How this tech focus and open source focus fits into the whole thing is that one of the QuantumBlack values is client independence. Our clients should be able to maintain the data pipeline when we leave. That for us, looks at our model of success. So, really being able to provide open source for us became a channel or way, or rather, to provide support and upgrades to our clients first engagement, so they can continue to use Kedro. It really does continue to fit in our business model because we’ve built a lot of internal products on top of Kedro as well. So that really just helps with how we work on engagements.
Very good. All right. So we’ve got a couple more questions in the chat. You only answered the first one, right? I’m not crazy.
Yeah, no you’re right.
So second question, do you integrate with any commercial open source catalog products? Alation and others.
No, currently. What I would recommend though, is I did mention how extensible the data catalog is. So it’s quite easy to actually extend it to whatever is based on that. We typically will accept ad hoc requests, based on whatever our users are using, and also contributions back into the data catalog as well, to support those different catalog products. So, yeah.
Okay, great. And then another question, Kedro is a very interesting tool, but it seems a lot like an ETL tool, like Talend, et cetera. How is Kedro using ML or deep learning logic?
Not Kedro itself. So, if you think of Kedro as more as the scaffolding for whatever pipeline you want to assemble, whether it is an ETL pipeline, or it is a data science or machine learning pipeline. Think of it as a scaffolding for those activities. So, when we talk about being able to use different machine learning applications in it, the functionality essentially supports that. So it doesn’t just do ETL. There’s all sorts of functionality that is built on top of Kedro.

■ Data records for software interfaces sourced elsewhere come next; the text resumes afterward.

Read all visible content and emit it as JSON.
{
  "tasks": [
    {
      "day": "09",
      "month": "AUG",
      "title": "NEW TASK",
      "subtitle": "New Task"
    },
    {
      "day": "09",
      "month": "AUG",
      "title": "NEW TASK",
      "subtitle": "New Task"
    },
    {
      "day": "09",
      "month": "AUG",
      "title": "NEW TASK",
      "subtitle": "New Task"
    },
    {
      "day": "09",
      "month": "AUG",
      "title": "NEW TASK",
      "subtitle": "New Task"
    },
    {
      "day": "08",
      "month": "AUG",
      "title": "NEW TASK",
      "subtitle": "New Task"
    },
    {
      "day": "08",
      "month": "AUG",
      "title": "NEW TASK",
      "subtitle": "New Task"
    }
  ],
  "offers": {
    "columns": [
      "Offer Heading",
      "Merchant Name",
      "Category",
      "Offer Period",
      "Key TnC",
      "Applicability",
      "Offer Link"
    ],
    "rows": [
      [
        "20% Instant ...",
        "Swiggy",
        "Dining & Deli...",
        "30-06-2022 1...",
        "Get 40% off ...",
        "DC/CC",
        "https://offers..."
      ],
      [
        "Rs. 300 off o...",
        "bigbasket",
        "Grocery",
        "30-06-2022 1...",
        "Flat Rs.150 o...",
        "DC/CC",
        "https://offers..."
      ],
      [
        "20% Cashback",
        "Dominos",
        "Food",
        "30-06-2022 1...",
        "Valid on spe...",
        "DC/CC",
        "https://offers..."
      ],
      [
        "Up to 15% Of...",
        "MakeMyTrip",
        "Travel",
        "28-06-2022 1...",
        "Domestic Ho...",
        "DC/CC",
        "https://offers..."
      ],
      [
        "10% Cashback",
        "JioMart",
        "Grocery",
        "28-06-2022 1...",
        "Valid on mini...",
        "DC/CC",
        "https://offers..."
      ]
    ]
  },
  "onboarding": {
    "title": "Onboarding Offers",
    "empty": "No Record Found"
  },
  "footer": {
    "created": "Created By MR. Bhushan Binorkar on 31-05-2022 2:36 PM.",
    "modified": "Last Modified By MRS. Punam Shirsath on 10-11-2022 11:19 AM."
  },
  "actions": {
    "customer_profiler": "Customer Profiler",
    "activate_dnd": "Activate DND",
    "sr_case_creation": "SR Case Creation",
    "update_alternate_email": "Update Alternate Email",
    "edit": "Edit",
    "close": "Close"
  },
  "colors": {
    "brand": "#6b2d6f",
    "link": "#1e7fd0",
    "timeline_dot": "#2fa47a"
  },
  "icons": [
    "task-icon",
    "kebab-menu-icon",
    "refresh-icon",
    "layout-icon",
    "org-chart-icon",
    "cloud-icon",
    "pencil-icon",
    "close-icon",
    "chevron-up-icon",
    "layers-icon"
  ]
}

Great. And then maybe one last question from me. Are there other products at QuantumBlack that the team is working on that maybe will become open source projects, or maybe there are existing other open source projects?
So I can talk about maybe 2 of them. There are quite a few, you can have a look on our QuantumBlack website. Bbut Performance AI, which was one of the tools that we used for experiment tracking – experiment tracking workflow, has been folded into Kedro. So when I talk about us, it’s on our roadmap, essentially you’re saying we’re actually going to fully realize what that integration looks like. You should be able to see it from Kedro-Viz, what your experiment workflow is looking like.
And then, we did get to work with the Great Expectations Team as well, because it’s this whole thing of, “I have this modular, maintainable data science code, but how do I make sure my data is validated while running through this pipeline?” And Great Expectations solved a lot of issues around that. So you might see some projects with the Great Expectations Team, Kedro Great Expectations eventually released as well.
Right. Great expectations being an open source data quality project, and a company behind it. Very cool.
I see one more question from Rodrigo. It says, “Can we say Kedro’s equal to Cookie Cutter Pro’s best practices plus workflow engine?” Yes you could.
If Cookie Cutter had built… if the data catalog had built thought about pipeline abstraction and pipeline visualization, and maybe additional things like data versioning and stuff like that. It might look a lot like Kedro. So, yeah.
All right. Very good. If we don’t have any more questions, I think we can call it a wrap. Thank you very much and thank you for doing this late at night in London with so much energy and this was terrific. Really enjoyed it. Thank you so much.
No worries. Thank you so much for having me.